King Solomon Lodge #5, one of five founding Masonic Lodges in Arizona, was organized upstairs in the Masonic Hall on March 14, 1881. Justice of the Peace Wells Spicer, who figured prominently in exonerating the Earps and Doc Holliday of murdering Cowboys during the Gunfight at the O.K. Corral, was the first Master of the lodge.[5]


The main entrance on Fourth Street is 119 feet (36 m) long and 59 feet (18 m) long. The adobe walls are 16 inches (410 mm) thick. Overall, the building is 40 feet (12 m) tall. The main entrance is a 12 feet (3.7 m) high and 30 feet (9.1 m) long that gives access to the 39 by 59 feet (12 by 18 m) auditorium with a seating capacity on the main floor of 450, and a gallery capacity of 125. The stage is 30 by 59 feet (9.1 by 18.0 m). The curtain width of the stage is 24 feet (7.3 m) wide and 21 feet (6.4 m) high. The scenery loft is 16 feet (4.9 m) high.[2]

The building facing Fremont Street is 59 feet (18 m) long has a secondary entrance. The first story is 14 feet (4.3 m) high and 30 feet (9.1 m) deep. The second story is 16 feet (4.9 m) high and contains a 27 by 41 feet (8.2 by 12.5 m) Masonic Hall with three small ante-rooms.[2]


Investors from Detroit, Michigan, led by attorney Harold O. Love, bought the O.K. Corral, along with The Tombstone Epitaph, the Crystal Palace Hotel, and Schieffelin Hall in 1964.[6]

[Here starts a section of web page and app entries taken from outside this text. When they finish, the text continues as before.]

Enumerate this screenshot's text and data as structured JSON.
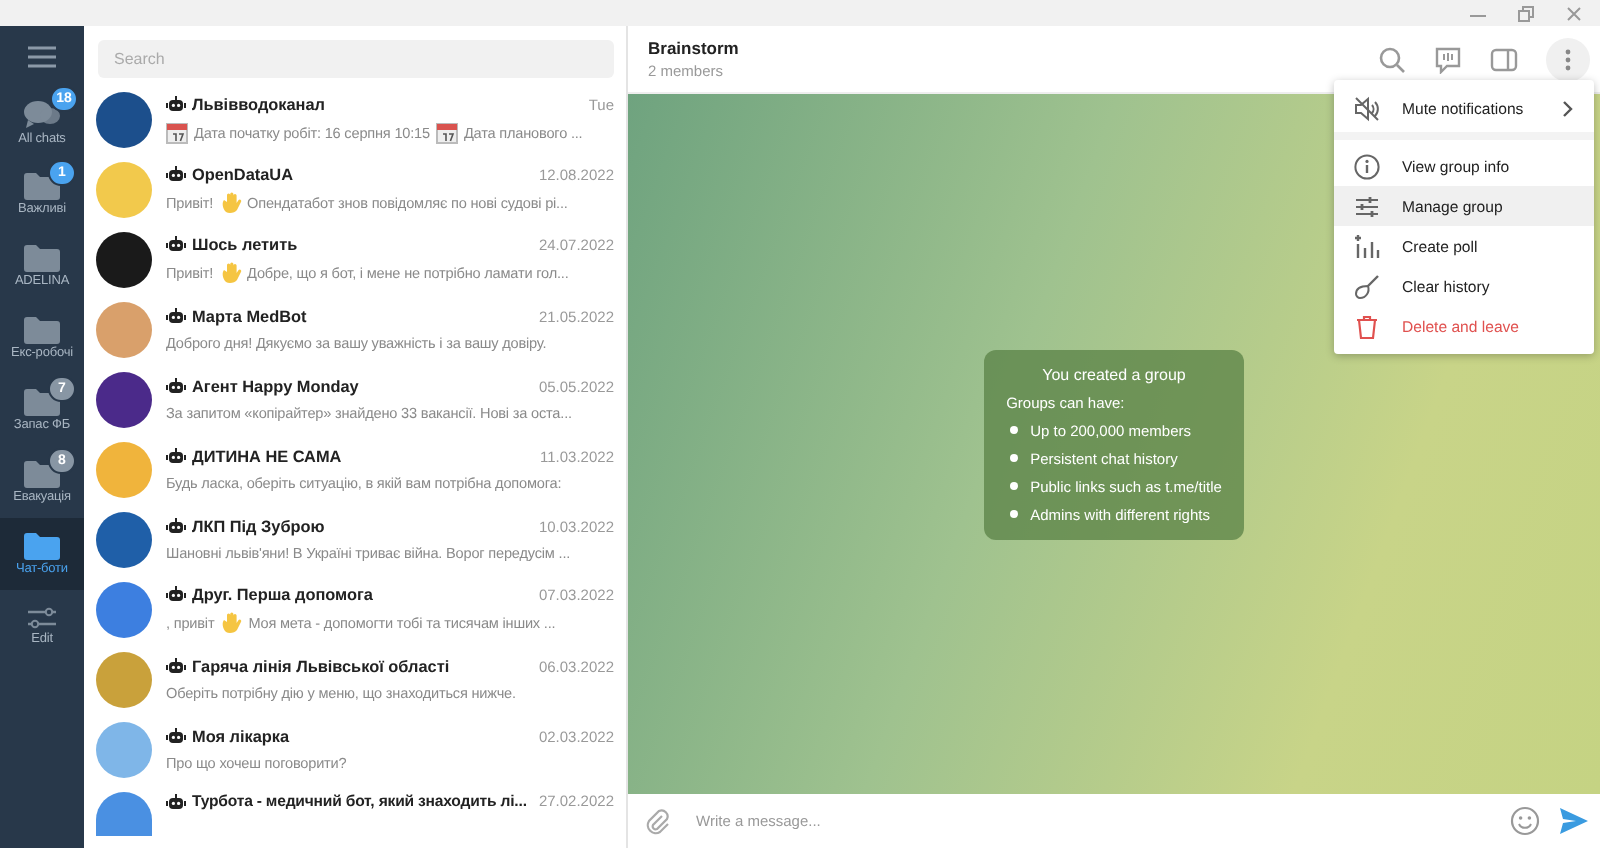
{
  "folders": [
    {
      "label": "All chats",
      "badge": "18",
      "selected": false
    },
    {
      "label": "Важливі",
      "badge": "1",
      "selected": false
    },
    {
      "label": "ADELINA",
      "selected": false
    },
    {
      "label": "Екс-робочі",
      "selected": false
    },
    {
      "label": "Запас ФБ",
      "badge": "7",
      "selected": false
    },
    {
      "label": "Евакуація",
      "badge": "8",
      "selected": false
    },
    {
      "label": "Чат-боти",
      "selected": true
    },
    {
      "label": "Edit",
      "kind": "edit",
      "selected": false
    }
  ],
  "search": {
    "placeholder": "Search"
  },
  "chats": [
    {
      "name": "Львівводоканал",
      "time": "Tue",
      "color": "#1c4f8c",
      "preview": [
        {
          "kind": "calendar"
        },
        {
          "kind": "text",
          "text": "Дата початку робіт: 16 серпня 10:15"
        },
        {
          "kind": "calendar"
        },
        {
          "kind": "text",
          "text": "Дата планового ..."
        }
      ]
    },
    {
      "name": "OpenDataUA",
      "time": "12.08.2022",
      "color": "#f2c94c",
      "preview": [
        {
          "kind": "text",
          "text": "Привіт!"
        },
        {
          "kind": "wave"
        },
        {
          "kind": "text",
          "text": "Опендатабот знов повідомляє по нові судові рі..."
        }
      ]
    },
    {
      "name": "Шось летить",
      "time": "24.07.2022",
      "color": "#1a1a1a",
      "preview": [
        {
          "kind": "text",
          "text": "Привіт!"
        },
        {
          "kind": "wave"
        },
        {
          "kind": "text",
          "text": "Добре, що я бот, і мене не потрібно ламати гол..."
        }
      ]
    },
    {
      "name": "Марта MedBot",
      "time": "21.05.2022",
      "color": "#d9a06b",
      "preview": [
        {
          "kind": "text",
          "text": "Доброго дня! Дякуємо за вашу уважність і за вашу довіру."
        }
      ]
    },
    {
      "name": "Агент Happy Monday",
      "time": "05.05.2022",
      "color": "#4b2a8a",
      "preview": [
        {
          "kind": "text",
          "text": "За запитом «копірайтер» знайдено 33 вакансії.  Нові за оста..."
        }
      ]
    },
    {
      "name": "ДИТИНА НЕ САМА",
      "time": "11.03.2022",
      "color": "#f0b43c",
      "preview": [
        {
          "kind": "text",
          "text": "Будь ласка, оберіть ситуацію, в якій вам потрібна допомога:"
        }
      ]
    },
    {
      "name": "ЛКП Під Зуброю",
      "time": "10.03.2022",
      "color": "#1f5fa8",
      "preview": [
        {
          "kind": "text",
          "text": "Шановні львів'яни!  В Україні триває війна. Ворог передусім ..."
        }
      ]
    },
    {
      "name": "Друг. Перша допомога",
      "time": "07.03.2022",
      "color": "#3d7fe0",
      "preview": [
        {
          "kind": "text",
          "text": ", привіт"
        },
        {
          "kind": "wave"
        },
        {
          "kind": "text",
          "text": "Моя мета - допомогти тобі та тисячам інших ..."
        }
      ]
    },
    {
      "name": "Гаряча лінія Львівської області",
      "time": "06.03.2022",
      "color": "#c9a13b",
      "preview": [
        {
          "kind": "text",
          "text": "Оберіть потрібну дію у меню, що знаходиться нижче."
        }
      ]
    },
    {
      "name": "Моя лікарка",
      "time": "02.03.2022",
      "color": "#7fb6e8",
      "preview": [
        {
          "kind": "text",
          "text": "Про що хочеш поговорити?"
        }
      ]
    },
    {
      "name": "Турбота - медичний бот, який знаходить лі...",
      "time": "27.02.2022",
      "color": "#4a90e2"
    }
  ],
  "chat": {
    "title": "Brainstorm",
    "subtitle": "2 members"
  },
  "service": {
    "title": "You created a group",
    "intro": "Groups can have:",
    "bullets": [
      "Up to 200,000 members",
      "Persistent chat history",
      "Public links such as t.me/title",
      "Admins with different rights"
    ]
  },
  "menu": [
    {
      "label": "Mute notifications",
      "kind": "mute",
      "submenu": true,
      "selected": false
    },
    {
      "label": "View group info",
      "kind": "info",
      "selected": false
    },
    {
      "label": "Manage group",
      "kind": "manage",
      "selected": true
    },
    {
      "label": "Create poll",
      "kind": "poll",
      "selected": false
    },
    {
      "label": "Clear history",
      "kind": "clear",
      "selected": false
    },
    {
      "label": "Delete and leave",
      "kind": "delete",
      "danger": true,
      "selected": false
    }
  ],
  "composer": {
    "placeholder": "Write a message..."
  }
}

Schieffelin Hall hadn't been maintained since 1917, and in 1963 it was restored and renovated by Historic Tombstone Adventures, which was formed to preserve many of the town's landmarks. On October 15, 1966, it was placed on the National Register of Historic Places, and in 1979 Historic Tombstone Adventures deeded it to the city.[7] During 1990–1994, portions of the exterior were restored, the foundation was stabilized, window frames were replaced, and the outside was painted. In 1999, the adobe walls were repaired, the lobby and auditorium floors were refinished, and the rear of the building was covered with a metal roof.[8] In 2015, the Arizona Department of Transportation undertook a project to replace sidewalk in a three-block area in front of the historic Schieffelin Hall and to rebuild a porch on the front of the building that has been missing for many years. The restorers manufactured 300 bricks using original techniques to match the original construction.[9]

Current uses[edit]

As of 2015, the building is used for plays, city council meetings, local social gatherings, fundraisers and theatrical performances.[9] It remains the home of the King Solomon Lodge #5. The building is a contributing property to the Tombstone Historic District, which was listed on the National Register of Historic Places on October 15, 1966.[10]

Al Schieffelin's great-niece Mary Schieffelin Brady reopened the hall in 1964[11] and it remains an attraction in Tombstone. It is the largest standing adobe structure in the southwest United States.[12]



  1. ^ "National Register Information System". National Register of Historic Places. National Park Service. March 13, 2009.
  2. ^ a b c d "Historic Schieffelin Hall". Retrieved 26 May 2011.
  3. ^ a b "Mining History". Tombstone Exploration Corporation. Retrieved 3 May 2011.
  4. ^ a b Walter Noble Burns (1 September 1999). Tombstone: An Iliad of the Southwest. UNM Press. p. 252. ISBN 978-0-8263-2154-1. Retrieved 8 February 2011.
  5. ^ "A Brief History of Our Lodge". King Solomon Territorial Lodge No. 5. Retrieved 23 May 2011.
  6. ^ Eppinga, Jane (2009). Around Tombstone: Ghost Towns and Gunfights. Charleston, SC: Arcadia Pub. p. 74. ISBN 978-0738571270.
  7. ^ "Images of the American West". Retrieved 29 September 2015.
  8. ^ Collins, Tom (2015). Arizona on Stage Playhouses, Plays, and Players in the Territory, 1879-1912. Rowman & Littlefield. ISBN 978-1-4930-1659-4.
  9. ^ a b "History is re-created in Tombstone as part of ADOT project on SR 80". September 1, 2015. Retrieved 29 September 2015.
  10. ^ Willis, W.F. "Tombstone AZ". Old Blue West Designs. Retrieved 23 May 2011.
  11. ^ "The Schieffelin Family". New Haven, CT: Beinecke Rare Book and Manuscript Library. Retrieved 3 May 2011.
  12. ^ "A Brief History of Tombstone". Goose Flats Graphics. Archived from the original on 25 June 2011. Retrieved 3 May 2011.